  12. Michael Anderson, 2005. "Uncovering Gender Differences in the Effects of Early Intervention: A Reevaluation of the Abecedarian, Perry Preschool, and Early Training Projects," HEW 0509008, EconWPA, revised 26 Sep 2005.
  13. Janet Currie & Mark Stabile & Phongsack Manivong & Leslie L. Roos, 2010. "Child Health and Young Adult Outcomes," Journal of Human Resources, University of Wisconsin Press, vol. 45(3).
  14. Milligan, Kevin & Stabile, Mark, 2007. "The integration of child tax credits and welfare: Evidence from the Canadian National Child Benefit program," Journal of Public Economics, Elsevier, vol. 91(1-2), pages 305-326, February.
  15. Martin Dooley & Jennifer Stewart, 2004. "Family income and child outcomes in Canada," Canadian Journal of Economics, Canadian Economics Association, vol. 37(4), pages 898-917, November.
  16. David M. Blau, 1999. "The Effect Of Income On Child Development," The Review of Economics and Statistics, MIT Press, vol. 81(2), pages 261-276, May.
  17. Philip Oreopoulos & Daniel Lang & Joshua Angrist, 2009. "Incentives and Services for College Achievement: Evidence from a Randomized Trial," American Economic Journal: Applied Economics, American Economic Association, vol. 1(1), pages 136-63, January.
  18. Anderson, Michael L., 2008. "Multiple Inference and Gender Differences in the Effects of Early Intervention: A Reevaluation of the Abecedarian, Perry Preschool, and Early Training Projects," Journal of the American Statistical Association, American Statistical Association, vol. 103(484), pages 1481-1495.
Full references (including those not matched with items on IDEAS)

When requesting a correction, please mention this item's handle: RePEc:aea:aejpol:v:3:y:2011:i:3:p:175-205. See general information about how to correct material in RePEc.

For technical questions regarding this item, or to correct its authors, title, abstract, bibliographic or download information, contact: (Jane Voros)

or (Michael P. Albert)

If you have authored this item and are not yet registered with RePEc, we encourage you to do it here. This allows to link your profile to this item. It also allows you to accept potential citations to this item that we are uncertain about.

If references are entirely missing, you can add them using this form.

If the full references list an item that is present in RePEc, but the system did not link to it, you can help with this form.

If you know of missing items citing this one, you can help us creating those links by adding the relevant references in the same way as above, for each refering item. If you are a registered author of this item, you may also want to check the "citations" tab in your profile, as there may be some citations waiting for confirmation.
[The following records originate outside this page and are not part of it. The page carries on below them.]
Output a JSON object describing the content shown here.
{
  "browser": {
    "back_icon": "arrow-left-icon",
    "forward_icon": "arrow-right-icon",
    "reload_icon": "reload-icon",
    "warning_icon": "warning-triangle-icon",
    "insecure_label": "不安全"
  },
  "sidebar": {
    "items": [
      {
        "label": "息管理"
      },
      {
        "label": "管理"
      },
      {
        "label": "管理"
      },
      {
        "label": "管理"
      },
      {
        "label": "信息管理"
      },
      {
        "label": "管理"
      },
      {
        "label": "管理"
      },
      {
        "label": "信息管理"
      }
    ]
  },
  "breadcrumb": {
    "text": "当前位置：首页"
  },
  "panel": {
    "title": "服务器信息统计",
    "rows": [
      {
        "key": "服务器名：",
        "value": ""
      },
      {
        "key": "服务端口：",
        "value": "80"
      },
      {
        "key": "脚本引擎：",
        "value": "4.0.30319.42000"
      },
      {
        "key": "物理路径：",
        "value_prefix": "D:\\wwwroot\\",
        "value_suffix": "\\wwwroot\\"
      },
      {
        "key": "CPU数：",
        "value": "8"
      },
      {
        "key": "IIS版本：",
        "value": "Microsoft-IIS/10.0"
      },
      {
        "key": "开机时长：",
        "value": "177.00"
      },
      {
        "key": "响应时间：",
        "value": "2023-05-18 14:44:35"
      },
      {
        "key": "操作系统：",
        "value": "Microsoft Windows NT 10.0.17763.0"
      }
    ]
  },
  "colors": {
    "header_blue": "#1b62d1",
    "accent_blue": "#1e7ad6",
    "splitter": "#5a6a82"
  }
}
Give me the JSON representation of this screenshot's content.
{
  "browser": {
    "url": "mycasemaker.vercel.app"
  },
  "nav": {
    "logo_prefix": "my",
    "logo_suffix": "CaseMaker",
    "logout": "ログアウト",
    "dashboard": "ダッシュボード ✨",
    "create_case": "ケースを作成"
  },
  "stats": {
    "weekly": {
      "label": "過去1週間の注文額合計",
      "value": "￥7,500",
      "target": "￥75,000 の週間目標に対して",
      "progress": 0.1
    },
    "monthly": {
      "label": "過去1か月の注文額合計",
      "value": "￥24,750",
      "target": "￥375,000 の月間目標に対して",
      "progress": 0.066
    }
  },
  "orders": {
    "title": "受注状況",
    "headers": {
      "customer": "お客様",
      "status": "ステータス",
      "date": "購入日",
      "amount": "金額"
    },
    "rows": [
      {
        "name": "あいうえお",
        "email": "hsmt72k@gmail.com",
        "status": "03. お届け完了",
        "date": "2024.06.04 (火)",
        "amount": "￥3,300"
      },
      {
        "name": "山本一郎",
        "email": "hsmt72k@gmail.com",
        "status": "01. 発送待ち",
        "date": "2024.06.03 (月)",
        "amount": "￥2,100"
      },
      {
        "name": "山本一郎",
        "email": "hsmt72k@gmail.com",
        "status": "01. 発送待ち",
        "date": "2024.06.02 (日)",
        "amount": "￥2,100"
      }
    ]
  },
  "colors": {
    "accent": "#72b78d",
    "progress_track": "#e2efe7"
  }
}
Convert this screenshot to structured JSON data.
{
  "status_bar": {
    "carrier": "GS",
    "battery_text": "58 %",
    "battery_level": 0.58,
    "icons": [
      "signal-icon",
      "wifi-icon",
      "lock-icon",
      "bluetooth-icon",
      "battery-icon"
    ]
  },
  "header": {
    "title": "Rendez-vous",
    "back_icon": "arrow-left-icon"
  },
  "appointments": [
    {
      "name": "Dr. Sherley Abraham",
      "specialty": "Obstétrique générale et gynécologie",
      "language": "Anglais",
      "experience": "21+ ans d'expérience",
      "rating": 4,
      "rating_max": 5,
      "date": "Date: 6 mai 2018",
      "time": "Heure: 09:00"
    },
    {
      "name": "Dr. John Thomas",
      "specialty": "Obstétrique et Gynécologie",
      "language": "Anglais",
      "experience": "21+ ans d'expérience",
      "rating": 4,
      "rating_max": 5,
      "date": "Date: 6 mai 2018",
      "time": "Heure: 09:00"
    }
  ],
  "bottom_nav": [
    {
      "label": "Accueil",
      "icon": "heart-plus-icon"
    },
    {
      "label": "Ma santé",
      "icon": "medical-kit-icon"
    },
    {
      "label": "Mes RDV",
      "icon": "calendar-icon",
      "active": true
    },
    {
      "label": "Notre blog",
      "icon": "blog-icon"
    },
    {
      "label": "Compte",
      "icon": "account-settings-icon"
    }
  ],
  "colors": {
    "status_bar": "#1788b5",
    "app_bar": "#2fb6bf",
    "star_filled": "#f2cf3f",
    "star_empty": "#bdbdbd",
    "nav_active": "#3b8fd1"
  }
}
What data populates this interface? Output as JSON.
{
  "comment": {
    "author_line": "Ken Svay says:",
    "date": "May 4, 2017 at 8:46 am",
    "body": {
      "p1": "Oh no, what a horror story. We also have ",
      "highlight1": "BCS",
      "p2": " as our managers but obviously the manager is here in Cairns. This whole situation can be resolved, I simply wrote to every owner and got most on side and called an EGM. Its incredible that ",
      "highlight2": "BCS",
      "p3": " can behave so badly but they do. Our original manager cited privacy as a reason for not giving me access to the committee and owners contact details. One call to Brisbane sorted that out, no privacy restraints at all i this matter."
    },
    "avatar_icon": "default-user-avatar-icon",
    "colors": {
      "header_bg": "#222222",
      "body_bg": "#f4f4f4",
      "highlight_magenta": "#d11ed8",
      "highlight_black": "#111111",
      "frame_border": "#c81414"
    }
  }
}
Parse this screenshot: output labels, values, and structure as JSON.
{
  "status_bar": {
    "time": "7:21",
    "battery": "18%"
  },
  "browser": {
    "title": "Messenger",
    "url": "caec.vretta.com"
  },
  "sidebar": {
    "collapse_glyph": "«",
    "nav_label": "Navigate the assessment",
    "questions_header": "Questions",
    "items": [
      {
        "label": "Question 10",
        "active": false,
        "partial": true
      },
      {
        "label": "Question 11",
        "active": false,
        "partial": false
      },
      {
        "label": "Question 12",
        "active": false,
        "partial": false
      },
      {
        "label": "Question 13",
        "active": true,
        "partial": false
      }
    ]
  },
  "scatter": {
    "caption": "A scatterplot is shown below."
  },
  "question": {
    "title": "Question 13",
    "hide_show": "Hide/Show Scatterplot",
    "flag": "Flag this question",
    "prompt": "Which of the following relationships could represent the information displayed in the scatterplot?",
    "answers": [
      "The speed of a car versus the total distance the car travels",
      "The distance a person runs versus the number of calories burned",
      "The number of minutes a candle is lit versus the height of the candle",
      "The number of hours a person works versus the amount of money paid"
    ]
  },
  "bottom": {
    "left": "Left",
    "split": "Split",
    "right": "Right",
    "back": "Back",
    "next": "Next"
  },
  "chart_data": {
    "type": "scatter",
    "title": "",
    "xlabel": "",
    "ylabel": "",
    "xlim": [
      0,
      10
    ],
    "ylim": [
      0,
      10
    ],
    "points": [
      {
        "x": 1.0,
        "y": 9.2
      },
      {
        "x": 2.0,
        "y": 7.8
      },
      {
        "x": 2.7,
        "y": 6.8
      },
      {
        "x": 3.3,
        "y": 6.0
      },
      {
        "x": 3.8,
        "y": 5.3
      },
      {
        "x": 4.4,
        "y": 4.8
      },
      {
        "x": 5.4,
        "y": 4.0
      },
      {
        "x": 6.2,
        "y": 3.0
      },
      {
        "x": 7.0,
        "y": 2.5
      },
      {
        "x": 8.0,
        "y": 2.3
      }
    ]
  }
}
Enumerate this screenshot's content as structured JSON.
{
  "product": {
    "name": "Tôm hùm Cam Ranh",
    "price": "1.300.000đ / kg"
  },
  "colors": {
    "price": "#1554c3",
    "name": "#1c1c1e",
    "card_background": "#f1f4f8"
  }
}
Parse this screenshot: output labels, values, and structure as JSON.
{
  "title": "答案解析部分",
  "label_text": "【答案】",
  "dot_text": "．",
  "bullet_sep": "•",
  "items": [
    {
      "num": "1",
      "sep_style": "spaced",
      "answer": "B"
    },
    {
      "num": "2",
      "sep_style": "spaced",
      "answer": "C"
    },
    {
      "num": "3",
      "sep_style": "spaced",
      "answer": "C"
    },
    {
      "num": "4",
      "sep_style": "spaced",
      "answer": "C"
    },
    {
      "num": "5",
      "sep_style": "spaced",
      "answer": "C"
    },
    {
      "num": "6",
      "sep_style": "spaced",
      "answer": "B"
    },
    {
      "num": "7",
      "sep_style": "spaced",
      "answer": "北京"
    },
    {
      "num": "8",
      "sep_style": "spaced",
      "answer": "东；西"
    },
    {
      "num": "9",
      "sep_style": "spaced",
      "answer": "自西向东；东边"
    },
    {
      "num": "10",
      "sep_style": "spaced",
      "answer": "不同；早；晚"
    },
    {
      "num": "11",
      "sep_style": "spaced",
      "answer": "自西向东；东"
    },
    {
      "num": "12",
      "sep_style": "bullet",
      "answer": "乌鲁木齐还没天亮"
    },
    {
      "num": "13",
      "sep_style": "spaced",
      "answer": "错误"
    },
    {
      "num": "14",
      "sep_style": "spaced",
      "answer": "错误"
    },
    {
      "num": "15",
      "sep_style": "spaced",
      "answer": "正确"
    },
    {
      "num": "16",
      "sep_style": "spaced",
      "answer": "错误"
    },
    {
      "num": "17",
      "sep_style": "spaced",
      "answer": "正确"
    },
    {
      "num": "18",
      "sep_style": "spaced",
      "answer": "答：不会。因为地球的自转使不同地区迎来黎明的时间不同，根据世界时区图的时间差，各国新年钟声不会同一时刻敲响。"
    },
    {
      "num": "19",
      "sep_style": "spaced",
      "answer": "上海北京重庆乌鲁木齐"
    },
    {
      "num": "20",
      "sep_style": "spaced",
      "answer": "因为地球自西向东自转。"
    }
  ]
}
Please note that corrections may take a couple of weeks to filter through the various RePEc services.

This information is provided to you by IDEAS at the Research Division of the Federal Reserve Bank of St. Louis using RePEc data.